After we finished touring the Constitution at the end of our walk down the Freedom Trail in Boston we decided to look for the tall ship sailing harbor tour we’d seen when looking online for things to do in Boston. Google said it was at the central wharf and google maps said it was only a mile away so we decided to just walk there rather than look for a subway station. My Garmin watch pegged the distance we traveled at over 2k so the mile was a bit of an underestimate since 1.6k = 1 mile.
When we got there we found a little row of booths for various tours, one being the sailboats we were looking for and another for the amphibious duck tours. We saw a number of the duck vehicles come and go, each painted a different color. A horse-drawn carriage pulled up to the area and some people got in for a ride.
We got there around 3pm, and the last daytime ship had sailed at 2:30. The next one would be the sunset tour leaving at 5:30pm. This one cost less than the earlier tours, but also left us with a chunk of time to fill while we waited. The aquarium happened to be next door and the guy who sold us the sailboat tickets said it was a good one so we went there. On the other side of it we found a sign saying harbor walk, which followed a dock around the aquarium and back to the other side where the boats sailed from. It had views of the harbor on one side, and part of the other side had views of the aquarium’s seals. The actual name of the aquarium is New England Aquarium, but it is located right on a wharf in a touristy area of Boston. People were required to wear masks inside to protect from covid during the time we visited.
Inside the aquarium the bottom floor has a touch tank with small rays and some tiny sharks, seals, and penguins. The penguins are all around the central large aquarium, which has a walkway spiraling up to see the fish living at different depths of the ocean.

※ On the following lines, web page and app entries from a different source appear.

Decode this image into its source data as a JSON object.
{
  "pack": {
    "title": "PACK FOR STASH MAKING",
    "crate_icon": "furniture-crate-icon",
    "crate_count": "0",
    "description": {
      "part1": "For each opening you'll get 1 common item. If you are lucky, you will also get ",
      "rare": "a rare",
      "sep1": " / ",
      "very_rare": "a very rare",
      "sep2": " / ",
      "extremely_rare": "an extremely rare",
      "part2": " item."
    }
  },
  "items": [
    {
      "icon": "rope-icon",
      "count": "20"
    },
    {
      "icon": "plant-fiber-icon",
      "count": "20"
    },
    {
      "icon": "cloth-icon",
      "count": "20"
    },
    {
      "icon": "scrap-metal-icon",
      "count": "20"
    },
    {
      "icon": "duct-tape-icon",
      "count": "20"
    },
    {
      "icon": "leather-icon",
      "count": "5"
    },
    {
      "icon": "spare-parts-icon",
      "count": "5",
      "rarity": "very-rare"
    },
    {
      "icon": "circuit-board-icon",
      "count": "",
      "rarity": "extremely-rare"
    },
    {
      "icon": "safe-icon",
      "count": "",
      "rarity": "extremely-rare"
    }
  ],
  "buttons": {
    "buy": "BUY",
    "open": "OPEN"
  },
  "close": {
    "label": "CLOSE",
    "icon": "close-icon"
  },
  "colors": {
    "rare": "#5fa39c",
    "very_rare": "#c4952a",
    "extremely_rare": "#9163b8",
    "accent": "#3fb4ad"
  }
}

A sign listed 3 different types of penguins, and there were some dividers between the different colonies. It also said the penguins wear color tags to identify them, with mated pairs wearing the same color tag as each other. There’s also a marine mammal center on the first level.
As you walk up the path around the center tank there are different levels where you can leave that path and see smaller aquarium displays around the edges of the building. They had fish from a variety of different places. Many from different tropical regions, but also some from areas like the coast of Washington State’s Olympic Peninsula.
Other sea creatures lived in some of the tanks too. Things like coral, seaweed, sea anemones, starfish, lobsters, or sea urchins.
One tank had leafy sea dragons which resemble seahorses with leafy appendages. Another had very tiny seahorses. There were even some hermit crabs. We did not see any jellyfish or octopus, but the aquarium’s website lists jellyfish as something that they have.
There was an octopus statue on a railing, but no live ones. No live whales either, but a giant whale skeleton hung down from the ceiling over the penguin habitat. You can book whale watching tours in combination with aquarium tickets.
The large central tank had at least a couple giant turtles in it. We saw one swimming in some of the lower levels, and when we got to where you look down into the tank from the top there were two. It is a 40-foot wide 4-story 200,000 gallon tank full of Caribbean reef creatures. One of the turtles is a green sea turtle named Myrtle who has lived there since 1970, but I don’t know if she was one of the turtles we saw. There were also some smaller turtles.
The aquarium also had a theater, but the movies cost extra and we really didn’t have time to watch any so we didn’t go there. It’s a giant screen theater with a selection of aquatic films lasting just over 20 minutes each.